Thursday, July 02, 2015

It's Not Your Fault



Buffy Boke asked me to elaborate on why I chose to include this scene from "Good Will Hunting" in a blog post about UU history.

For those who don't know the movie, Matt Damon is the protagonist of the movie, an extremely smart kid (Will Hunting) from a Boston working class neighborhood now in college. Robin Williams is a counsellor or therapist. The folder that Williams waves contains photos of a younger Matt Damon bearing the bruises and wounds of the abuse he endured as a child by his father.

Will Hunting moves with a cocky bravado that masks much deeper insecurities. He is unable to sustain relationships and cannot fully seize the opportunities that his prodigal intelligence has put before him. He is underperforming his potential.

Unitarian Universalism is obsessed with the perception that we, too, are underperforming our potential. Given our aspirations, we should be larger than we are. We should be more spiritually and theologically clear than we are. We should be more diverse than we are. We should be more active and more resolute activists for social justice than we are. We should be more family-friendly than we are. We should be more welcoming than we are. We should be more generous than we are.

We cover our sense of inadequacy with externally directed bravado and internally directed competitiveness. We present ourselves to the world as smarter than we are, and as more unique. And among ourselves, we distrust each other's motives and sincerity. The friendships that we form among ourselves are often alliances against other UU's.

Like Will Hunting, we cannot form sustaining relationships and we cannot really grow into our potential.

Our animating question is "what is wrong with us?" Our presumption is that we are somehow failing.

I want us to consider, for just a moment, that "it is not our fault."

For the most part, we have not ever considered our history from that angle of vision.

Liberal religion, in all its forms, has taken a beating for the last forty five years. The conservative backlash to the social movements of the 50's and 60's included broad challenge to religious liberalism as too permissive, too activist, too politically correct, and too secular. Conservative churches claimed to be counter-cultural, and painted liberal religion as the most romantic and idealistic branch of the liberal establishment.

Millions of people left the mainline churches, some for the evangelicals, and others left organized religion altogether.

Unitarian Universalism did well to maintain itself during this difficult period. But, we are not aware, however, of how this adversity has changed us, the bruises we carry. Like Will Hunting, we know only in a glib way, but have not really grieved. We lost the thread of our own story and our confidence in our own tradition. We were growing toward a holistic contemporary form of liberal living in the 1960's, and we lost that wholeness. History happened to us, and it was a particularly hostile time for us. It's not all our fault.

Of course, I don't mean that we should not engage in critical self-examination, and that we should not be accountable for our actions and attitudes.
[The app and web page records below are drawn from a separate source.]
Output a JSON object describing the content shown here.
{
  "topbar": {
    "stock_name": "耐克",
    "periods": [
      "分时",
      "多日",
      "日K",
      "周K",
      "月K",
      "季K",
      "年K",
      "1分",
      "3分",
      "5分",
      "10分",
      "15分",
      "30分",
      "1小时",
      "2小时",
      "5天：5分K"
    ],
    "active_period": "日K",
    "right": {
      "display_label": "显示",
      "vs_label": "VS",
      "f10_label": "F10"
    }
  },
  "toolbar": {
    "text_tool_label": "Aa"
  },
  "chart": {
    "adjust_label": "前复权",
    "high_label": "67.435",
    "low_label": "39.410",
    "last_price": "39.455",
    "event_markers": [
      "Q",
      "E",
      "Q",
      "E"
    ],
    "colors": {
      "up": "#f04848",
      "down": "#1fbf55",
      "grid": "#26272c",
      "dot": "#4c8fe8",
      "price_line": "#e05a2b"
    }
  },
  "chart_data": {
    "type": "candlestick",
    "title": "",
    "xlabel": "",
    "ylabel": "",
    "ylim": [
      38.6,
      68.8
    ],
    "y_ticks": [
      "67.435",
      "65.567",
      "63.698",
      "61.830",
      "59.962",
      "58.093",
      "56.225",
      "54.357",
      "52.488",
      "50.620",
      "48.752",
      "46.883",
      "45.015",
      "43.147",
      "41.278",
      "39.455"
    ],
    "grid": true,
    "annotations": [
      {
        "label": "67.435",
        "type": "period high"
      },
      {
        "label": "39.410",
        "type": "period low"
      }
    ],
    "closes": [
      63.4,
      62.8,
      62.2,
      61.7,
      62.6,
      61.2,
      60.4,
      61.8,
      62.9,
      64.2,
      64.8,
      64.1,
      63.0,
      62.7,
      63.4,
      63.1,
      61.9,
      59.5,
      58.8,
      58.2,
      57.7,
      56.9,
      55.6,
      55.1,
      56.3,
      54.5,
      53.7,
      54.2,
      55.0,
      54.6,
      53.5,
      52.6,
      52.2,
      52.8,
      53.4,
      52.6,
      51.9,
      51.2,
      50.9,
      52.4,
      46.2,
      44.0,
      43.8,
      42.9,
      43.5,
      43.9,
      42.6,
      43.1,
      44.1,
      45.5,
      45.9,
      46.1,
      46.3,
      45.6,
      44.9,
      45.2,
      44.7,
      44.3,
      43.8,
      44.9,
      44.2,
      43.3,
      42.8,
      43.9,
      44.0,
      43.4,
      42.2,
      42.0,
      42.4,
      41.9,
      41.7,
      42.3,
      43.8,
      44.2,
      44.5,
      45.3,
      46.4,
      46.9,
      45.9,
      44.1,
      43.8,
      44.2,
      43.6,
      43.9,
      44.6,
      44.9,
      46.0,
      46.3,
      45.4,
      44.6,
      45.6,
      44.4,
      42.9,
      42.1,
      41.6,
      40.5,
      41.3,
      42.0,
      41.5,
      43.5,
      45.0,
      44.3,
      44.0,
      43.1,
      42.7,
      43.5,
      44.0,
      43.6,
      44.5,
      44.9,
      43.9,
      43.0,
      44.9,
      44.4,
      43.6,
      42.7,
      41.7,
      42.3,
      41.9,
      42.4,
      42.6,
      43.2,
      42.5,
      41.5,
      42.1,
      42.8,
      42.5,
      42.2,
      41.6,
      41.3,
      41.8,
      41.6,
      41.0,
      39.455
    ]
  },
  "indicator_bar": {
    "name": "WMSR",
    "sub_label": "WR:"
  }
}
We make lots of mistakes and have some bad practices. I am not trying to change what we know about ourselves. I do want to place it into a different context, to embed the incidents of our history in a larger and more generous narrative.

Of course, I will have more on this subject as time goes on....







1 comment:

Pete M said...

I don't have the numbers handy, but my understanding is that Unitarian Universalism's membership has held roughly steady over the last 40-50 whereas liberal, mainline denominations have seen their membership fall significantly. Staying the same may not be an accomplishment to trumpet, but it's better than a 30 percent decline.

Liberal religion needs to change and adapt, and I think that it's worth seeing what can be learned from churches with very different theologies than ours where they are growing.

That said, I largely agree with the heading of this post. It's largely not the fault of UU churches that they aren't growing. A conservative church has an inherent advantage. While the post-'60s black lash led to a rightward turn in politics, this country's views on traditional morality have moved steadily and fairly continuously to the left regardless of which party controls Congress. For people disoriented with these changes a conservative church is the natural place to find like-minded souls and allies. If, on the other end of the spectrum, a person's concerns are economic inequality, the environment, civil liberties etc. there are many secular groups that might seem like a more logical place to land than a church.